The four classical elements are; earth, fire, air, and water.

A gnomon is the style of a sundial, from Greek stulos, pillar, related to stile2, a vertical frame, as in a door or window sash. A stylus (Greek stulos) is also a sharp, pointed instrument used for writing, marking, or engraving, also the word for a phonograph needle. It usually refers to a narrow, elongated staff, similar to a modern ballpoint pen [3].

Elephant and ivory? In his book Metaformations Frederick Ahl says "The practice of using ivory letters has led some scholars to suggest that the Latin word elementum derives from the Greek elephas, 'ivory,' through an intermediate (unattested) Latin form elepantum." Klein says the change of *elepantum to elementum is probably due to Etruscan influence.

Self-repeating shapes are referred to as gnomons. - Sunflowers and seashells. Fractals, Fibonacci sequences... [6]

© Anne Wright 2008.

Fixed stars in Norma
Star 1900 2000 R A Decl 1950 Lat Mag Sp
delta 07SAG08 08SAG31 240 44 13 -45 02 22 -23 49 20 4.84 A3
eta 07SAG29 08SAG52 239 52 55 -49 05 32 -27 54 15 4.74 G4
1 gamma 10SAG10 11SAG33 243 18 56 -49 56 43 -28 15 33 5.00 G4
2 gamma 10SAG41 12SAG04 244 01 19 -50 02 06 -28 15 22 4.14 G8
epsilon 11SAG29 12SAG52 245 52 38 -47 26 35 -25 28 47 4.80 B5

from Star Names, 1889, Richard H. Allen 

Norma et Regula, The Level and the Square, originally was composed of some unformed stars of Ara and Lupus, within the branches of the Milky Way, just north of Apus; but later it became the Southern Triangle of Theodor and Bayer.

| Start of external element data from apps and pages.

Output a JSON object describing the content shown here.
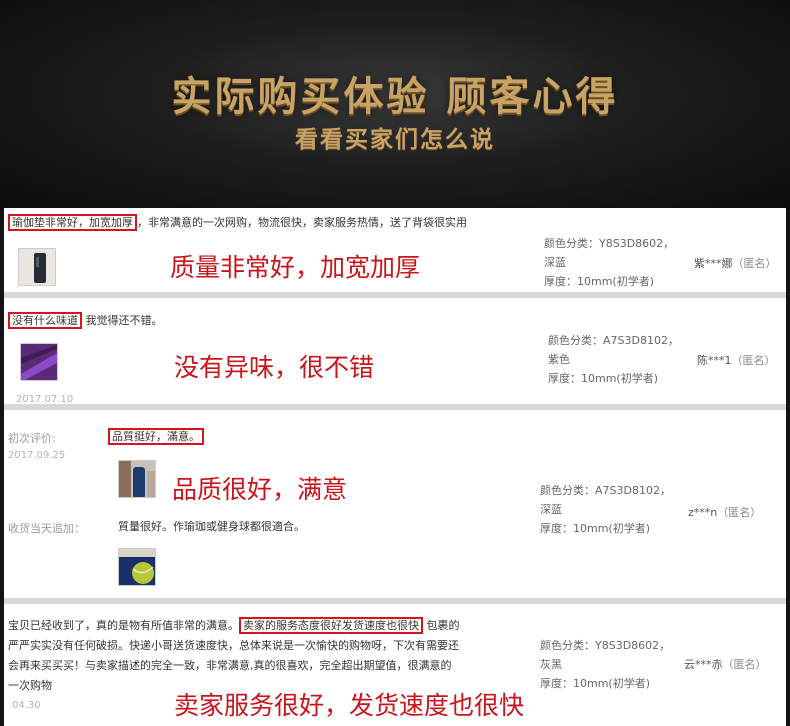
{
  "banner": {
    "title": "实际购买体验 顾客心得",
    "subtitle": "看看买家们怎么说"
  },
  "reviews": [
    {
      "highlight": "瑜伽垫非常好，加宽加厚",
      "rest": "，非常满意的一次网购，物流很快，卖家服务热情，送了背袋很实用",
      "caption": "质量非常好，加宽加厚",
      "meta1": "颜色分类：Y8S3D8602，",
      "meta2": "深蓝",
      "meta3": "厚度：10mm(初学者)",
      "user": "紫***娜",
      "anon": "（匿名）"
    },
    {
      "highlight": "没有什么味道",
      "rest": "我觉得还不错。",
      "caption": "没有异味，很不错",
      "date": "2017.07.10",
      "meta1": "颜色分类：A7S3D8102，",
      "meta2": "紫色",
      "meta3": "厚度：10mm(初学者)",
      "user": "陈***1",
      "anon": "（匿名）"
    },
    {
      "first_label": "初次评价:",
      "first_date": "2017.09.25",
      "highlight": "品質挺好，滿意。",
      "caption": "品质很好，满意",
      "followup_label": "收货当天追加：",
      "followup_text": "質量很好。作瑜珈或健身球都很適合。",
      "meta1": "颜色分类：A7S3D8102，",
      "meta2": "深蓝",
      "meta3": "厚度：10mm(初学者)",
      "user": "z***n",
      "anon": "（匿名）"
    },
    {
      "line1_pre": "宝贝已经收到了，真的是物有所值非常的满意。",
      "highlight": "卖家的服务态度很好发货速度也很快",
      "line1_post": "包裹的",
      "line2": "严严实实没有任何破损。快递小哥送货速度快，总体来说是一次愉快的购物呀，下次有需要还",
      "line3": "会再来买买买！与卖家描述的完全一致，非常满意,真的很喜欢，完全超出期望值，很满意的",
      "line4": "一次购物",
      "date": "04.30",
      "caption": "卖家服务很好，发货速度也很快",
      "meta1": "颜色分类：Y8S3D8602，",
      "meta2": "灰黑",
      "meta3": "厚度：10mm(初学者)",
      "user": "云***赤",
      "anon": "（匿名）"
    }
  ],
  "colors": {
    "gold": "#c9a265",
    "highlight_red": "#d8141a",
    "caption_red": "#c8141a"
  }
}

According to Ideler, it was altered by La Caille to its present form, and associated with a Pair of Compasses, the constellation Circinus, next to it on the north, adjoining the fore feet of the Centaur (Centaurus). Modern astronomers, however, call it simply Norma, and locate it as an entirely distinct constellation to the north of and adjoining the Triangle (Triangulum Australe).

It is sometimes given as Quadra Euclidis, Euclid's Square, not Quadrant as it often is incorrectly translated.

The French edition of Flamsteed's Atlas of 1776 has it as Niveau, the Level; and Houzeau cites Libella of the same meaning; but in France it now is L’Equerre et la Regle; in Italy, Riga e Squadra; and in Germany, Lineal or Winkelmass.

Norma contains 64 naked-eye stars, from 4.6 to 7th magnitudes, but none seem to be named. They culminate about the 4th of July, their northern limit 15° south from the star Antares, and so are visible only in low latitudes.

La Caille's alpha Normae lies within the present limits of our Scorpio.

[Star Names: Their Lore and Meaning, Richard H. Allen, 1889.]